Objective: To compare oral nifedipine with intravenous labetalol in their rapidity to control hypertensive emergencies of pregnancy.
Design: A double-blind randomised trial.
Setting: A university hospital in Malaysia.
Population: Pregnant women with severe gestational hypertension≥160/110 mmHg who required immediate treatment.
Methods: Patients were randomised to receive nifedipine (10 mg tablet, orally, up to five doses) and intravenous placebo saline injection or intravenous labetalol injection (in an escalating dose regimen of 20, 40, 80, 80 and 80 mg) and a placebo tablet every 15 minutes until the target blood pressure of ≤150/100 mmHg was achieved. Crossover treatment was effected if the initial treatment regimen was unsuccessful. MAIN OUTCOME MEASURE The time taken to achieve a blood pressure of ≤150/100 mmHg.
Results: The median time taken to achieve target blood pressure was 30 minutes (interquartile range, IQR 22.5-67.5 minutes) versus 45 minutes (IQR 30-60 minutes) for nifedipine and labetalol, respectively (P=0.59). Repeated measures analysis of variance indicated that in the first hour both systolic (F=87.6, P<0.001) and diastolic (F=55.8, P<0.001) blood pressure significantly decreased, but there was no difference between the nifedipine and labetalol groups for both systolic (F=0.12, P=0.74) and diastolic (F=0.92, P=0.34) blood pressure trends over time. Crossover treatment was required in 20% of women from each group.
Conclusions: Oral nifedipine and intravenous labetalol regimens are similarly effective in the acute control of severe hypertension in pregnancy.

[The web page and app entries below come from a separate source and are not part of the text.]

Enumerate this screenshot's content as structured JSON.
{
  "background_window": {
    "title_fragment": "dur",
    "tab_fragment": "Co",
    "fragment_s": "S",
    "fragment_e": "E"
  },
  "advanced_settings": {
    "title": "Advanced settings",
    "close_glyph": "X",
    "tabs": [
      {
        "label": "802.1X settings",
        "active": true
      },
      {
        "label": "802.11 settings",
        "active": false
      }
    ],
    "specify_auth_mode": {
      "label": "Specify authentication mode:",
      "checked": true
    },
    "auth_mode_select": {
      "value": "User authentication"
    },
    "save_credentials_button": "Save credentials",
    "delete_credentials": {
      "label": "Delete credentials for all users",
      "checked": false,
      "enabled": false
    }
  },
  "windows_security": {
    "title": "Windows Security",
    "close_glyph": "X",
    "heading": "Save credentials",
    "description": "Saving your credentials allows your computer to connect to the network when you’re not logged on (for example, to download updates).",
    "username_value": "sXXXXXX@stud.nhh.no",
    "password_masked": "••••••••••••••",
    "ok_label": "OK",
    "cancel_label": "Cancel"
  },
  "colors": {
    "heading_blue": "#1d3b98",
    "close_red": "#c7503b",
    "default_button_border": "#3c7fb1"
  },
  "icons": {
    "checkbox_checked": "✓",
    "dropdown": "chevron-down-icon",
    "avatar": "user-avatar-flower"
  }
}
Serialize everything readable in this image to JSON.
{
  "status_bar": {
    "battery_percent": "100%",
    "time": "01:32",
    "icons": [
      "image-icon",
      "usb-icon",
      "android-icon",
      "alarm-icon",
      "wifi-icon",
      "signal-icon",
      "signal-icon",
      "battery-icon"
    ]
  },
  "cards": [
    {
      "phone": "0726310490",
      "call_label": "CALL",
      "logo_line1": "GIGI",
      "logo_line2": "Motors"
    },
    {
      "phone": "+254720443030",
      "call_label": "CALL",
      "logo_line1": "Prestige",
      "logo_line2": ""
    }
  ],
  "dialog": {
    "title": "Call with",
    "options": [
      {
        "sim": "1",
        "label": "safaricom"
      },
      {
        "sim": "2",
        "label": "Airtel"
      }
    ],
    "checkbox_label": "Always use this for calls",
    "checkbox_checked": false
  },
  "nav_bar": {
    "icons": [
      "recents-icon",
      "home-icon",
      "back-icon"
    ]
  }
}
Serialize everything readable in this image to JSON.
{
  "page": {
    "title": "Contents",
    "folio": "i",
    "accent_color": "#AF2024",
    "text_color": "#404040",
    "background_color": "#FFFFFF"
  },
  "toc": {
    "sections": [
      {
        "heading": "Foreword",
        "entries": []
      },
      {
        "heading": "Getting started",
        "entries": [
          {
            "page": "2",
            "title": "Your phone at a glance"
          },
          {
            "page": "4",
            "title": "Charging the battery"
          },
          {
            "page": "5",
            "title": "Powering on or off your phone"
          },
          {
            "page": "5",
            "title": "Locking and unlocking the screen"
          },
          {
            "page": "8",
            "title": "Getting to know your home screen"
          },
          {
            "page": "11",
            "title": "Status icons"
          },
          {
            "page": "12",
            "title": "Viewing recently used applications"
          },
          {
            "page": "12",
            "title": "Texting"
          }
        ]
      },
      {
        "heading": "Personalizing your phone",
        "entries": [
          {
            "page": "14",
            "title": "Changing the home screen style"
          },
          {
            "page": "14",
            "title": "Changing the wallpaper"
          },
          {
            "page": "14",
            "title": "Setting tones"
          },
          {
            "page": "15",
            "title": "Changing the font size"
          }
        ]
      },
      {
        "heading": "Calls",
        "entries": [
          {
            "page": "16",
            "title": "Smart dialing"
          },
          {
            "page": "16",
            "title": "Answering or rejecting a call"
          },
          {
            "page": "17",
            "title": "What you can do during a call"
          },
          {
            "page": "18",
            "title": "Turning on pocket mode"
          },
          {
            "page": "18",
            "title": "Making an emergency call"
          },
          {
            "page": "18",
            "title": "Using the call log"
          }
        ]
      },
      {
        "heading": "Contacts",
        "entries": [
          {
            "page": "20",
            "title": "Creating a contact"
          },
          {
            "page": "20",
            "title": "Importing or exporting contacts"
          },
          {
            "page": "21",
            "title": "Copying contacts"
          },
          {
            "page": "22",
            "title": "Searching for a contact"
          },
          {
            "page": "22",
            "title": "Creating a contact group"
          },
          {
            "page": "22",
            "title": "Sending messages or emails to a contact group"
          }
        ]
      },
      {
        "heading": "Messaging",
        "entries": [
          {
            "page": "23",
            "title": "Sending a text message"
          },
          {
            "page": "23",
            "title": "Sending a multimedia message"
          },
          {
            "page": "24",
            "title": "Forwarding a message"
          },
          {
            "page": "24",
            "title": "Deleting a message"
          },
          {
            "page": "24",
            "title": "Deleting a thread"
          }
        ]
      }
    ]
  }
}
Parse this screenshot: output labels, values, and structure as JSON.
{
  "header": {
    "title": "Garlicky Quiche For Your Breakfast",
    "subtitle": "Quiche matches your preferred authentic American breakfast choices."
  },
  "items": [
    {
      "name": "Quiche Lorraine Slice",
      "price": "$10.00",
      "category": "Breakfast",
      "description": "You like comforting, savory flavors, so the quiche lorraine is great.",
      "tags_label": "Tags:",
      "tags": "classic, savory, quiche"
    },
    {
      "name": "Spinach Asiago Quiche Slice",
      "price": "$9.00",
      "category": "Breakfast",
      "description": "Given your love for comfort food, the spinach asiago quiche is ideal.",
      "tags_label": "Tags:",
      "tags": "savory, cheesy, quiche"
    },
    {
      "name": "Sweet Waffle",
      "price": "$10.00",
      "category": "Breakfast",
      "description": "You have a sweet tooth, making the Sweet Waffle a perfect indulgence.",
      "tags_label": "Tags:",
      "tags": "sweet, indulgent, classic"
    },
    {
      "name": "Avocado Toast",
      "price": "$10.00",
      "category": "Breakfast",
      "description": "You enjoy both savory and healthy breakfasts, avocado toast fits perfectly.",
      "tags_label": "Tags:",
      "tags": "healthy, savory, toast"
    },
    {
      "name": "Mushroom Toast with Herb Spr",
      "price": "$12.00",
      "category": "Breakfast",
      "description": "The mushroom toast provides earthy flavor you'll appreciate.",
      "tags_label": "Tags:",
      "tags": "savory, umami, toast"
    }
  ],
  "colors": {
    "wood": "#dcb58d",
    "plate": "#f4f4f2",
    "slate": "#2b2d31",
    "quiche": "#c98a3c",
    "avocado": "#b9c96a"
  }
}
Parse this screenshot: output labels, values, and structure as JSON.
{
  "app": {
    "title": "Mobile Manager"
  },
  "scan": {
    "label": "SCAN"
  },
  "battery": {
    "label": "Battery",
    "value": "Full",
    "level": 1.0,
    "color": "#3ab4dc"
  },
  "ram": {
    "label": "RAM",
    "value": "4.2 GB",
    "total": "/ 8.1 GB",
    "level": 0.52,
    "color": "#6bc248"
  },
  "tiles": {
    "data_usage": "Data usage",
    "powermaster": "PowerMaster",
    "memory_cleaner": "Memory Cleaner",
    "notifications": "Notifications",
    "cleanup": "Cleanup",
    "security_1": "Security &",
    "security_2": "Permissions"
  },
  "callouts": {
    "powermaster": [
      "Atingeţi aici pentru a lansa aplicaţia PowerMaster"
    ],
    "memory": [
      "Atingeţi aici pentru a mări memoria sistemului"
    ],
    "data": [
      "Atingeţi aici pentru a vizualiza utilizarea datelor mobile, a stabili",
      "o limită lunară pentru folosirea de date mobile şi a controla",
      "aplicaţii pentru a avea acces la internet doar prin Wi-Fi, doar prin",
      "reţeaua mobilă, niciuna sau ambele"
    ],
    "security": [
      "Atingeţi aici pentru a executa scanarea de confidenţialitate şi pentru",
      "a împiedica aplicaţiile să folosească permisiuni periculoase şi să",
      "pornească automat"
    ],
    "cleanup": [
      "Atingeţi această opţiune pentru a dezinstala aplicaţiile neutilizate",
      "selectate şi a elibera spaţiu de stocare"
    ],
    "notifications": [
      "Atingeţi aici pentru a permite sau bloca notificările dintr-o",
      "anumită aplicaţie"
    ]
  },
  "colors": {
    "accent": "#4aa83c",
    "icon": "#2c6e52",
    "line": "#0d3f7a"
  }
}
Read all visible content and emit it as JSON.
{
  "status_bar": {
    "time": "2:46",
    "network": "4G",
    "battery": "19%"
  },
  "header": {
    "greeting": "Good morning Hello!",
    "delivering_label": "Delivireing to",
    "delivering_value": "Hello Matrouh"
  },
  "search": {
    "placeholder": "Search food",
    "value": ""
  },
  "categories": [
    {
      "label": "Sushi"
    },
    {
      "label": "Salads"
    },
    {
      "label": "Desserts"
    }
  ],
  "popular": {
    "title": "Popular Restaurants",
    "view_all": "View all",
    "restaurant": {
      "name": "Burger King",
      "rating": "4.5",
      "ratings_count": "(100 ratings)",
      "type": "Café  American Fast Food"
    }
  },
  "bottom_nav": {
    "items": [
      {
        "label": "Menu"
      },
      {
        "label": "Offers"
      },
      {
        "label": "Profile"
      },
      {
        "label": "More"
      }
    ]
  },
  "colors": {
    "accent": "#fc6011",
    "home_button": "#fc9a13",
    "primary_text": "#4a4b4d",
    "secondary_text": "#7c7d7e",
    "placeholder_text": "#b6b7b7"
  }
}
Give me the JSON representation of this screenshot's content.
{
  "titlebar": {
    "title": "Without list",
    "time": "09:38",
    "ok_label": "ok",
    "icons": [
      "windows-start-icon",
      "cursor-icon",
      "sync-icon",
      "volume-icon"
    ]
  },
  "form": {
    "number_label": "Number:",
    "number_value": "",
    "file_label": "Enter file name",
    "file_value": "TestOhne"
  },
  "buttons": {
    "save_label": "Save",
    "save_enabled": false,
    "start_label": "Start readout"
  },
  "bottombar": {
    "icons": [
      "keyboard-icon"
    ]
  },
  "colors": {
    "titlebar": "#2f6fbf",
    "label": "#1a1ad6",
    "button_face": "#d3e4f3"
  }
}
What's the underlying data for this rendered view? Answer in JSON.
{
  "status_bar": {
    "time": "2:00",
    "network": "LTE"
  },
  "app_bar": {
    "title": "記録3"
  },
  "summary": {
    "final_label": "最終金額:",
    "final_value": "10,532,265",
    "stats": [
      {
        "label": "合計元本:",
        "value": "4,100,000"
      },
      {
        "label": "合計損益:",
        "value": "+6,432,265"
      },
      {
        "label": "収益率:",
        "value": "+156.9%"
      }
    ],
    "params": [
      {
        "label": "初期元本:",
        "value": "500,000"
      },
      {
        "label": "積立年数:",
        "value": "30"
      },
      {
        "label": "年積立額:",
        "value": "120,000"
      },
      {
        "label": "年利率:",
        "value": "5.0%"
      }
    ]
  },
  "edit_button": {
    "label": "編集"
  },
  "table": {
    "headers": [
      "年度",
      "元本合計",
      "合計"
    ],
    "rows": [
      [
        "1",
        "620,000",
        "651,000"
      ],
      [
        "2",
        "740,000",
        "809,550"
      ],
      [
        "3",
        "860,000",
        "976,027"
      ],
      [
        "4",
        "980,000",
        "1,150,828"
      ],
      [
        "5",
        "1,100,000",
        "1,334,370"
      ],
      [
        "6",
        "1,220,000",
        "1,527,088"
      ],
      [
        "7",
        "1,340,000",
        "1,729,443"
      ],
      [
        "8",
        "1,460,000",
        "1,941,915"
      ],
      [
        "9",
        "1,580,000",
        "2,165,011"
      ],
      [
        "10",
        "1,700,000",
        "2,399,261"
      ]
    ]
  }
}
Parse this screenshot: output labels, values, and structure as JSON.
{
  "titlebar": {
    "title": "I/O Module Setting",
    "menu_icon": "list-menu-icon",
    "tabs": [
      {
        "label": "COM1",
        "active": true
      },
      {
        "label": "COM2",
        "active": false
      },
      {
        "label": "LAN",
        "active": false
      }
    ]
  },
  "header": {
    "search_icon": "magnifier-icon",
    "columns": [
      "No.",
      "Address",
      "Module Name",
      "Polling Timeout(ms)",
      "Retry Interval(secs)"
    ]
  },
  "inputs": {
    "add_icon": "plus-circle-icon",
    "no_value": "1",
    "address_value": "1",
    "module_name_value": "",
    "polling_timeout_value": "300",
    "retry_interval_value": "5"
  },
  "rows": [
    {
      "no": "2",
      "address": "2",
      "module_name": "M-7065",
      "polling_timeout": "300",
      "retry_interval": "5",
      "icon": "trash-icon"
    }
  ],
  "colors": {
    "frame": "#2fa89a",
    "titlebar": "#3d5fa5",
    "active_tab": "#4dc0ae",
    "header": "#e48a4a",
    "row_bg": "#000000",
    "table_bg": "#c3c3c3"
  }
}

© 2011 The Authors BJOG An International Journal of Obstetrics and Gynaecology © 2011 RCOG.